·        This notice should be used for all plans that are subject to COBRA, and should be provided to individuals who experience a qualifying event (e.g., termination) at any time from September 1, 2008 through February 28, 2010, regardless of the type of qualifying event, and who have not yet been provided with a COBRA election notice.

(b)  Premium Assistance Extension Notice (includes information about the changes made to the subsidy provisions of ARRA by the DOD Act).

·        This notice should be provided to individuals who are required to receive notice of changes to the COBRA subsidy program in the DOD Act, and have already been provided with a COBRA election notice that did not include information regarding the recent extensions to the COBRA subsidy program under the DOD Act. 

·        By February 17, 2010, a Premium Assistance Extension Notice should be provided to individuals who were Assistance Eligible Individuals as of October 31, 2009 (unless they exhausted their coverage - see below), and individuals who experienced a qualifying event of termination of employment (voluntary or involuntary) on or after October 31, 2009 and lost health coverage (unless they were already provided a timely, Updated General Notice – see above). 

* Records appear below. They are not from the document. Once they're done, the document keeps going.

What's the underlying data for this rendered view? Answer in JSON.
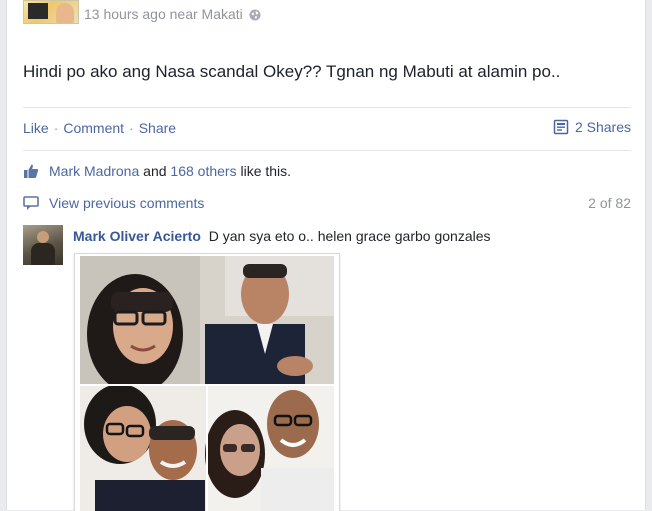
{
  "post": {
    "meta_text": "13 hours ago near Makati",
    "body": "Hindi po ako ang Nasa scandal Okey?? Tgnan ng Mabuti at alamin po.."
  },
  "actions": {
    "like": "Like",
    "separator": "·",
    "comment": "Comment",
    "share": "Share",
    "shares_count": "2 Shares"
  },
  "likes": {
    "name": "Mark Madrona",
    "and": "and",
    "others": "168 others",
    "suffix": "like this."
  },
  "comments": {
    "view_previous": "View previous comments",
    "page_count": "2 of 82",
    "items": [
      {
        "author": "Mark Oliver Acierto",
        "text": "D yan sya eto o.. helen grace garbo gonzales"
      }
    ]
  },
  "colors": {
    "link": "#4b67a1",
    "author": "#365899",
    "muted": "#90949c"
  },
  "icons": [
    "globe-icon",
    "share-doc-icon",
    "thumbs-up-icon",
    "comment-bubble-icon"
  ]
}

·        Assistance Eligible Individuals who are in a “transition period” - i.e., those who exhausted their nine months of subsidized coverage and remain otherwise eligible for the subsidy - must be provided with this notice within 60 days of their exhaustion of their nine months of subsidized coverage (i.e., within 60 days of the first day of their transition period).  For example, if an employee exhausted his or her subsidized coverage on November 30, 2009, the employee must be provided with a Premium Assistance Extension Notice within 60 days of December 1, 2009. 

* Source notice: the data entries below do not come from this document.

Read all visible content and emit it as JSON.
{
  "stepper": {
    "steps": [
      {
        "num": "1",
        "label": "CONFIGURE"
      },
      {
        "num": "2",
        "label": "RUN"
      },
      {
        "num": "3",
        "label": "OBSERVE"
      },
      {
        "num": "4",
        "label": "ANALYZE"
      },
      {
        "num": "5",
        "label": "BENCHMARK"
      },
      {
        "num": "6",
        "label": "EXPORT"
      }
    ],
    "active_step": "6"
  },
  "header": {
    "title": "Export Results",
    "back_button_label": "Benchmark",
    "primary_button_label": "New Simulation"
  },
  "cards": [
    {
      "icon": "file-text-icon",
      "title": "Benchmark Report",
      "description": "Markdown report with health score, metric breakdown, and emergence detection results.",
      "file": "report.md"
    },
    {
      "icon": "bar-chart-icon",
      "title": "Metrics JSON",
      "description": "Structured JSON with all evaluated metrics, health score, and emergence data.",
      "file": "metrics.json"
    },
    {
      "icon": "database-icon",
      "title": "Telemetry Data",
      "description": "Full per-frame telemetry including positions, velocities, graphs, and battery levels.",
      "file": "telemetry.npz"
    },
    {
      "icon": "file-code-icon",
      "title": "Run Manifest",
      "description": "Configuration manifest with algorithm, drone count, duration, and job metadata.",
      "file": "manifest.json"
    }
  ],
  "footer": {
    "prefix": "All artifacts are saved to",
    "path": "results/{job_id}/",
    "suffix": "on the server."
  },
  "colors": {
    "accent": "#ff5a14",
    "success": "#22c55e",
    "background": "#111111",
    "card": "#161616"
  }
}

(c)  Updated Alternative Notice (model notice for continuation coverage under state law)

·        This notice should be used in the case that a plan is not subject to COBRA, and should be used by insurance issuers that provide group health insurance coverage to persons who became eligible for continuation coverage under a state law.

·        Continuation coverage requirements vary among states and issuers should modify this model notice as necessary to conform it to the applicable state law. Issuers may also find the Premium Assistance Extension Notice or the Updated General Notice appropriate for use in certain situations.

Copies of these three model notices and the instructions for their use may be obtained from the U.S. Department of Labor’s website at: http://www.dol.gov/ebsa/COBRAmodelnotice.html.  The U.S. Department of Labor’s website also provides guidance regarding situations where there is overlap between the types of notices that should be provided (i.e., situations where an individual may fall under the requirements for an Updated General Notice and Premium Assistance Extension Notice).

If you have any questions about this important new law, please do not hesitate to contact any of our attorneys.


[1] The period following an Assistance Eligible Individual’s exhaustion of subsidized coverage under the original subsidy program, during which they otherwise remain eligible for the subsidy, is referred to as their “transition period.”

IRS Circular 230 disclosure:  Any tax advice contained in this communication (including any attachments or enclosures) was not intended or written to be used, and cannot be used, for the purpose of (i) avoiding penalties under the Internal Revenue Code or (ii) promoting, marketing or recommending to another party any transaction or matter addressed in this communication.  (The foregoing disclaimer has been affixed pursuant to U.S. Treasury regulations governing tax practitioners.)